  • My Questions
    My Questions
    November 05, 2015 - 13:56

    "In the past 30 years, lobster landings have been spectacular and continue to break records." That's excellent news for our fishermen and our province. Why then is the Prof at UPEI doing work to try and tarnish the agricultural industry by saying the lobsters are being harmed by farmers? Some of these things just don't make sense. Maybe telling a terrible version of what's happening in our lobster industry opens the door to more research dollars than if you said, "Hey, I'm part of an activist group called Cassandra that is against the farmers of PEI, and I'd like hundreds of thousands of dollars to do research that will "prove" my personal views, even if the science doesn't support it." Is the National Research Council even aware of his lobbyist activities before funding him?

  • Vick
    November 05, 2015 - 06:07

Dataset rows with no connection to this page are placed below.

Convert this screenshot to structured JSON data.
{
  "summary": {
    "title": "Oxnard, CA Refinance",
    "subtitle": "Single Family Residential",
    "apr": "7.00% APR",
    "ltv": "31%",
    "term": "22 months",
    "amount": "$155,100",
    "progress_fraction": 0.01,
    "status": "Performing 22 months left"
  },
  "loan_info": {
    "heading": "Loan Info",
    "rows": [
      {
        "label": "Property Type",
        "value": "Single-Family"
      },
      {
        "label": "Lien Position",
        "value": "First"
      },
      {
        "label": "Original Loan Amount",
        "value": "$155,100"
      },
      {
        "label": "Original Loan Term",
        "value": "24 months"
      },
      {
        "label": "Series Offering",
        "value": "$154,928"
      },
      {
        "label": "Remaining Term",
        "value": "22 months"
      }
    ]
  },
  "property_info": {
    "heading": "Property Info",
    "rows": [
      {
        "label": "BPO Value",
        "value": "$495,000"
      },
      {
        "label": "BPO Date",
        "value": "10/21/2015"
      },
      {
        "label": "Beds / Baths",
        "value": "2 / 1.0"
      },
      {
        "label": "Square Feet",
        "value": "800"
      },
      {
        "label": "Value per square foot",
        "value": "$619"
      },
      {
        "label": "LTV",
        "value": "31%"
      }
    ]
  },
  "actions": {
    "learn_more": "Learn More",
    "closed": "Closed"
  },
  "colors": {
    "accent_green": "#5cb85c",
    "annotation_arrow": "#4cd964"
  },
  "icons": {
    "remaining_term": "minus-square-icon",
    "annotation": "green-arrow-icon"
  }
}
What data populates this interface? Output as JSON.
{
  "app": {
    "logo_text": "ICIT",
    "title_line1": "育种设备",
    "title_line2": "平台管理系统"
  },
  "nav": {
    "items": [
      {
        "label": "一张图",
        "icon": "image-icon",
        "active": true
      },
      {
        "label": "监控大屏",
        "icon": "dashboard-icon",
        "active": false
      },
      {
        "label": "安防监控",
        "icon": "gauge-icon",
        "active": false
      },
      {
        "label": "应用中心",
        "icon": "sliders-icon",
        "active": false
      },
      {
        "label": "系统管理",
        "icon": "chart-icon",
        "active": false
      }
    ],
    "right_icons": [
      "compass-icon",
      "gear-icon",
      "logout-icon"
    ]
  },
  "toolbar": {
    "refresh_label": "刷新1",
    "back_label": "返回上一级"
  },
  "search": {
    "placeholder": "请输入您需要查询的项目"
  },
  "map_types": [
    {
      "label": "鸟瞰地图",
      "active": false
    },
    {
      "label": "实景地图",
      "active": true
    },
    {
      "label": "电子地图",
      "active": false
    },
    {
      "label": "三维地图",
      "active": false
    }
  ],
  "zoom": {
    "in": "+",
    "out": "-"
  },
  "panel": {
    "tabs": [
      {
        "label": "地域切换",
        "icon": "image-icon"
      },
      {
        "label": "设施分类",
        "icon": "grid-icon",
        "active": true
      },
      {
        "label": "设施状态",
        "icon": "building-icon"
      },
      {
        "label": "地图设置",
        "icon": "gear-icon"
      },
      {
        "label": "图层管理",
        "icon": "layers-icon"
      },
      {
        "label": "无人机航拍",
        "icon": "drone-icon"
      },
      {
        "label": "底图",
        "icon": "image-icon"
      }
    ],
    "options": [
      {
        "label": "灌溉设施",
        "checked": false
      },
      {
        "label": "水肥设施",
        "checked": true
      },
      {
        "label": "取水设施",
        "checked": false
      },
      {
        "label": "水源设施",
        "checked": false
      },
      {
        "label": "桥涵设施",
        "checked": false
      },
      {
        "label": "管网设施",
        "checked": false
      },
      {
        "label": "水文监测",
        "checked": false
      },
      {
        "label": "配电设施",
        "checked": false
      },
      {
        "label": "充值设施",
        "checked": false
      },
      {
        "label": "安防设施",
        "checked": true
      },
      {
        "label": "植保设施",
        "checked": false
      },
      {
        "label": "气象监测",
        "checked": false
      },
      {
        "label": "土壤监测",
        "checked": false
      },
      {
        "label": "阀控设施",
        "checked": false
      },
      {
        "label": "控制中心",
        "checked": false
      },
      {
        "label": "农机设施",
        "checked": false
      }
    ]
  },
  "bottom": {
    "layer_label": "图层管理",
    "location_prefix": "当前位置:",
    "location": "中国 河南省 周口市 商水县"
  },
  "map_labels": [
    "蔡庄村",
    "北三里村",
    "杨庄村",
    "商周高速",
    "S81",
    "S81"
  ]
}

    My god I am getting tired of hearing about this climate change and people piggy backing on the environment! There is an increase in numbers for many reasons lets see hmmm "its a cycle"! Fishermen are better stewarts of the environment! Better technology on our vessels! Better Vessels/equipment! Size restrictions! Throwing the females back! Taking none with spawn! The list goes on no need to credit "Global Warming!